My difference in intrinsic value calculations relative to Whitney's analytical exercise is that, given the company's size, succession issues (dilution of Buffett's contribution) and other factors (discussed earlier), the multiple of one attributed to the company's investments per share will, in the fullness of time (and as Buffett ages and delegates), become a discount as the Buffett premium evaporates -- just like any other closed-end stock fund that trades publicly. A more sizeable discount will reduce Whitney's intrinsic value. Moreover, when coupling the issues above with the still-important contribution of low-P/E-multiple insurance activities (about 40% of operating income), I would place a lower multiplier than Whitney's 10x to the non-investment earnings at Berkshire.
Bottom line: My calculation of intrinsic value, which is based on a 10% discount to Berkshire's investments per share -- Whitney used the full value -- and on a lower P/E to its non-investment income at 7x vs. Whitney's 10x, is closer to $135,000 a share, or $35,000 a share less than Whitney's calculation.
As Economic Crisis Diminishes, PIPE Opportunities Are Reduced
While this is a relatively unimportant factor, the opportunities for favored private investments in public entities are likely to diminish for Berkshire Hathaway as Buffett ages and when (and if?) the U.S. recovery becomes self-sustaining. Berkshire may no longer be sought out as an investor of last resort.
Bottom line: Based on my calculations, Berkshire's A shares have $10,000 to $15,000 per share of downside risk and about $15,000 to $20,000 per share of upside reward.
I would be a buyer of Berkshire at around $100,000 a share, but, for now, I see better opportunities elsewhere.
Doug Kass writes daily for
Real Money Pro
, a premium service from TheStreet.
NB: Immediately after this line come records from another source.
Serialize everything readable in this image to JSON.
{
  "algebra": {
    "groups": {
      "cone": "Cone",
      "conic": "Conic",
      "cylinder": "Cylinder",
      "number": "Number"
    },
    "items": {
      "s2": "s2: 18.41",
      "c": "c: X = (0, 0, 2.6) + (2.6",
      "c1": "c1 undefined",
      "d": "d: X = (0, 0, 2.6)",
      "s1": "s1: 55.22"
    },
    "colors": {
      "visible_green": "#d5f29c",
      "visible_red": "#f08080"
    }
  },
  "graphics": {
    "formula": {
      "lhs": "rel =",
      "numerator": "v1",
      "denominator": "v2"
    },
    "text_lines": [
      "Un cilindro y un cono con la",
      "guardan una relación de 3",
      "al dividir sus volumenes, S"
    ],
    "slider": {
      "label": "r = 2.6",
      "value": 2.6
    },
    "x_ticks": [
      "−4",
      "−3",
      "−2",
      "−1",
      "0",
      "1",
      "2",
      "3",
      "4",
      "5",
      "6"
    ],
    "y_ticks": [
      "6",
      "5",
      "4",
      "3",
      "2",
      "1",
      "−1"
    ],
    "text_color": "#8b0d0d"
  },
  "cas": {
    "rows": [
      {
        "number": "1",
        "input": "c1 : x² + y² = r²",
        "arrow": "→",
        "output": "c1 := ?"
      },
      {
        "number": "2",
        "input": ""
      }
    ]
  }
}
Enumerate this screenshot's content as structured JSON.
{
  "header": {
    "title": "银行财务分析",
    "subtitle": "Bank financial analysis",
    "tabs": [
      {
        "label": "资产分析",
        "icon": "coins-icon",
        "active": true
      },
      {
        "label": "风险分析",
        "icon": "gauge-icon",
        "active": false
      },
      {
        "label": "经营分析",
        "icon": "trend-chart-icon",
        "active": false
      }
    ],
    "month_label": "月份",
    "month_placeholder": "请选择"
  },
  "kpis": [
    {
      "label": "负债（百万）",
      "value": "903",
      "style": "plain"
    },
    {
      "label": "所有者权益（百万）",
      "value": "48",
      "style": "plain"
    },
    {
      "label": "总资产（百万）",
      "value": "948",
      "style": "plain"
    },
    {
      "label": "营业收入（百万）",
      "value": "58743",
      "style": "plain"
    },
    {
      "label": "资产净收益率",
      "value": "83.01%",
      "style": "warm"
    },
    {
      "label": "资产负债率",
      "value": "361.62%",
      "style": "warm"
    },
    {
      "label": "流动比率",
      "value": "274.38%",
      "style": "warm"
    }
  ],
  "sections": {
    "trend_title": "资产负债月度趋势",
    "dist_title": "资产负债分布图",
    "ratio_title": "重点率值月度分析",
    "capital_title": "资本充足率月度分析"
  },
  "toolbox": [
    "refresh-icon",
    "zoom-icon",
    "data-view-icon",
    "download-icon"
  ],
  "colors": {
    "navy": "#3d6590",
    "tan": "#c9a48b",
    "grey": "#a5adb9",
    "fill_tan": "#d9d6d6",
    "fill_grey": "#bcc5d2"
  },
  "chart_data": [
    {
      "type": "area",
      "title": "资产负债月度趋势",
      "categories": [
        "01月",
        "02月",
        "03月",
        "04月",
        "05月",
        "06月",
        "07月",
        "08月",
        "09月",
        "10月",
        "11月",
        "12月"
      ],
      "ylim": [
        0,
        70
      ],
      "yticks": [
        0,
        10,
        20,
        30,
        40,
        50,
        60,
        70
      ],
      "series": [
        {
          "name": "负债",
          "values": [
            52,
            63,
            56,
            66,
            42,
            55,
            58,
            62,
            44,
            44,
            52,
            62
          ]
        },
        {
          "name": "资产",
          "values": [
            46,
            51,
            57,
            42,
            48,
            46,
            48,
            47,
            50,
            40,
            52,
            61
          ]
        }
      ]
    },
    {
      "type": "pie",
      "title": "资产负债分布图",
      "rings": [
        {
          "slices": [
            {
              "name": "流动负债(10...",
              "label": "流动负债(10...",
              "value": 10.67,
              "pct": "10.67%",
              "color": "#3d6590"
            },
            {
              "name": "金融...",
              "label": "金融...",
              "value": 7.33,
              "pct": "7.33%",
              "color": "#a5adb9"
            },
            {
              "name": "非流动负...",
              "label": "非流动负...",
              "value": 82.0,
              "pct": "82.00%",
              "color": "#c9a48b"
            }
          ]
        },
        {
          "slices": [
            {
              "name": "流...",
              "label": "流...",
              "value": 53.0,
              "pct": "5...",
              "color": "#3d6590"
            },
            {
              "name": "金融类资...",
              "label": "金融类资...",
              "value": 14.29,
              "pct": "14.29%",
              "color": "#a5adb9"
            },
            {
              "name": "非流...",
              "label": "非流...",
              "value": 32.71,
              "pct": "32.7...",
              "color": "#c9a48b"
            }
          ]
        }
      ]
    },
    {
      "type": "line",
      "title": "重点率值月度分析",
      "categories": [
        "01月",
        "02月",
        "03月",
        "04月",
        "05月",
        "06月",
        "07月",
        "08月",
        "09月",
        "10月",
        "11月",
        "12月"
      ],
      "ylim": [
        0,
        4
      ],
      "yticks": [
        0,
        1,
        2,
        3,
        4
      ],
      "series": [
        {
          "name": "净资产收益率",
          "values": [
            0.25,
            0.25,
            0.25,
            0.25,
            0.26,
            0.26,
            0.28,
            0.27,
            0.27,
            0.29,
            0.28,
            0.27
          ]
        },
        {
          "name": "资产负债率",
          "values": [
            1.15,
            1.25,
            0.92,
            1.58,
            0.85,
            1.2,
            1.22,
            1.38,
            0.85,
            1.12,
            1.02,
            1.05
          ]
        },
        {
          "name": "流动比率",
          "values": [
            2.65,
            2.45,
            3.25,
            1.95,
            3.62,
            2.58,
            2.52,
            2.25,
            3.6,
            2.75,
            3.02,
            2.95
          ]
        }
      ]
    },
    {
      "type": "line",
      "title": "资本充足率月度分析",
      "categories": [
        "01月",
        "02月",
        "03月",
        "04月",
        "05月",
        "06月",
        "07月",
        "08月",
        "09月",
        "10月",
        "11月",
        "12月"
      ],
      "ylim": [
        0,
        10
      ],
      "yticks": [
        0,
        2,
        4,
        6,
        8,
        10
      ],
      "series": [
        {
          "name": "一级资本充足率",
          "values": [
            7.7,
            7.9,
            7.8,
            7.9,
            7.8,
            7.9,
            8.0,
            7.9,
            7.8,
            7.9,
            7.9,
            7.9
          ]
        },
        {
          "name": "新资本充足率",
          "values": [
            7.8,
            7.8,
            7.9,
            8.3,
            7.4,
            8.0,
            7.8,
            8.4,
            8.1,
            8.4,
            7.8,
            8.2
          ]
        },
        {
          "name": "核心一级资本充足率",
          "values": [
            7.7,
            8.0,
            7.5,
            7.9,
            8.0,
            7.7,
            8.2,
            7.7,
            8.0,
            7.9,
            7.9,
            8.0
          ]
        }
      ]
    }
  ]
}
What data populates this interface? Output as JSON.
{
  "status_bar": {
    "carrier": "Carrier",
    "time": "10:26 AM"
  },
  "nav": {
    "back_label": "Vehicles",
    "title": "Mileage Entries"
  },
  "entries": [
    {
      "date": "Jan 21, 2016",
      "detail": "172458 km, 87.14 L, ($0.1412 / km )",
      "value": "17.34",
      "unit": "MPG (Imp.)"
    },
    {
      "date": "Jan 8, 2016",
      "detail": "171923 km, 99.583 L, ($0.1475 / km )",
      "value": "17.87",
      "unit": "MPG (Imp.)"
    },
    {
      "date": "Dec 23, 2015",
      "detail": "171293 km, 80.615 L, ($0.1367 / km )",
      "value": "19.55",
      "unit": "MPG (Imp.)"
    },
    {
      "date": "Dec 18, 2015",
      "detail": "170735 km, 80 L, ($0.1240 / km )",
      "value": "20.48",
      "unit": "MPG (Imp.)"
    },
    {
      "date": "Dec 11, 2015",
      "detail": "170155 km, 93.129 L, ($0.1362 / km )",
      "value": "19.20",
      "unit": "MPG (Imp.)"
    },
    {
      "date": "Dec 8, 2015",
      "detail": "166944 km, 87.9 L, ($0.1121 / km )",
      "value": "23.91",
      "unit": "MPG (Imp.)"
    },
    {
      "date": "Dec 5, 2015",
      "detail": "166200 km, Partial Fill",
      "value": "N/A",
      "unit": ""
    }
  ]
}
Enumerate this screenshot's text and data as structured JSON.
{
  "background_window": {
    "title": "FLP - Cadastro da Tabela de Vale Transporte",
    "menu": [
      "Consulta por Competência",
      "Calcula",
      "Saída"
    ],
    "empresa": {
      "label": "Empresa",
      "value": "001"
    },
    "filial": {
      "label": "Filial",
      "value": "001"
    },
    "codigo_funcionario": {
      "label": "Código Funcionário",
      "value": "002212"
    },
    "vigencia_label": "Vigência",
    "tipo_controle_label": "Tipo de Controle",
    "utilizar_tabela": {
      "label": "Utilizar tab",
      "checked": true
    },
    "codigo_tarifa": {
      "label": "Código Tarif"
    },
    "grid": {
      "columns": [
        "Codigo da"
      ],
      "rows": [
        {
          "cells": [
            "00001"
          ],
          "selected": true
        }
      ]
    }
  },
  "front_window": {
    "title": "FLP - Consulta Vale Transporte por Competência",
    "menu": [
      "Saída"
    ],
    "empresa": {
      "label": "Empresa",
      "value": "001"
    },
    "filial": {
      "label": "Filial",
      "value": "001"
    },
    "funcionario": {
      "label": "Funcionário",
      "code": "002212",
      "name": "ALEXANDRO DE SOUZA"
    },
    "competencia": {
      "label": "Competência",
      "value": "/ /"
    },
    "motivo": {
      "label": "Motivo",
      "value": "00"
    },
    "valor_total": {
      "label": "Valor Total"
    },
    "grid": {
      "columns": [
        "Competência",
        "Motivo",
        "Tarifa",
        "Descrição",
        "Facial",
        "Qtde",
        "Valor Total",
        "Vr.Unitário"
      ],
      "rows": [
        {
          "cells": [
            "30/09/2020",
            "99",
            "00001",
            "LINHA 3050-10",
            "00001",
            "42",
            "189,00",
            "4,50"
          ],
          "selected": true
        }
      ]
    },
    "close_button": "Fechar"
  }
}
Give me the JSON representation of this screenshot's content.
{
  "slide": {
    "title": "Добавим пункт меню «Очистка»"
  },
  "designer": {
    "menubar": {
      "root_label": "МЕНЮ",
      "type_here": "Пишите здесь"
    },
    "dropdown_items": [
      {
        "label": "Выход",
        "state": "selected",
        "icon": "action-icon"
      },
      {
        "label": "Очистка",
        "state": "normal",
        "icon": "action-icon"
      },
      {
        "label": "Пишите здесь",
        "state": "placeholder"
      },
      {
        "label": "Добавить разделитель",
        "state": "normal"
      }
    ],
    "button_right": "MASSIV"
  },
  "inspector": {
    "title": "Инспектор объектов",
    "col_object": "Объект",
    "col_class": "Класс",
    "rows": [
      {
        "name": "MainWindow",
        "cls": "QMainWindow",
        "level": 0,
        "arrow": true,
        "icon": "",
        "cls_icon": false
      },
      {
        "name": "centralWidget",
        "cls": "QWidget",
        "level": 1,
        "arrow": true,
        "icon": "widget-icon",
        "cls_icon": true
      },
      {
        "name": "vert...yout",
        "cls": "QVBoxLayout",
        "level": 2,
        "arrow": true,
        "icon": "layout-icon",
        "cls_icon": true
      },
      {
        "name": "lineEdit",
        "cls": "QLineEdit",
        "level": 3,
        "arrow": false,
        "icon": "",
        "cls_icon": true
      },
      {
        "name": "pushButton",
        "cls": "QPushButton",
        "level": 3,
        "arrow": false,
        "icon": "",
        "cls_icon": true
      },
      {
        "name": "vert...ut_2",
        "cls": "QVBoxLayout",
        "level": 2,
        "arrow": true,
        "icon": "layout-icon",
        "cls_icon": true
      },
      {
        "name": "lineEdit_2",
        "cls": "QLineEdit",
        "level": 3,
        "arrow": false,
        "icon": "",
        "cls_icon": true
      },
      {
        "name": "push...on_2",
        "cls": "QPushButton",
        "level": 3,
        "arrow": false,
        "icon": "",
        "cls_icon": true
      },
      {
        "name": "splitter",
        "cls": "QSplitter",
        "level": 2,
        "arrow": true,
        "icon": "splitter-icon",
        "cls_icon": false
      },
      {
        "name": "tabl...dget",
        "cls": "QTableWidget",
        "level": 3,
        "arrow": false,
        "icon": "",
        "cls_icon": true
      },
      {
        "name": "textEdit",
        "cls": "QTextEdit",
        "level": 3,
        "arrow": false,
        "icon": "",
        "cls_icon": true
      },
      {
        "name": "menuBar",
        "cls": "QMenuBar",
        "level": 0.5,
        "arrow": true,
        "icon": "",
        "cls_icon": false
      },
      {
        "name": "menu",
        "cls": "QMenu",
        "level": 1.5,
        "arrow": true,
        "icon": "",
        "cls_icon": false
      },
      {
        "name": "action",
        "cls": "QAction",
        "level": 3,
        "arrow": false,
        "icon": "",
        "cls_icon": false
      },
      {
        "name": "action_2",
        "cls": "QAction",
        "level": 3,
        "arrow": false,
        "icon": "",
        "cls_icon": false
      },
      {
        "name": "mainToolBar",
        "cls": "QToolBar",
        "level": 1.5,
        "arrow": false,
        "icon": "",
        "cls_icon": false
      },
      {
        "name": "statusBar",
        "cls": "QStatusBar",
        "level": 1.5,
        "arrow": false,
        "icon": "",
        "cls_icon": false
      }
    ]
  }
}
For a free trial to
Real Money Pro
and exclusive access to Mr. Kass's daily trades and market commentary, please click here.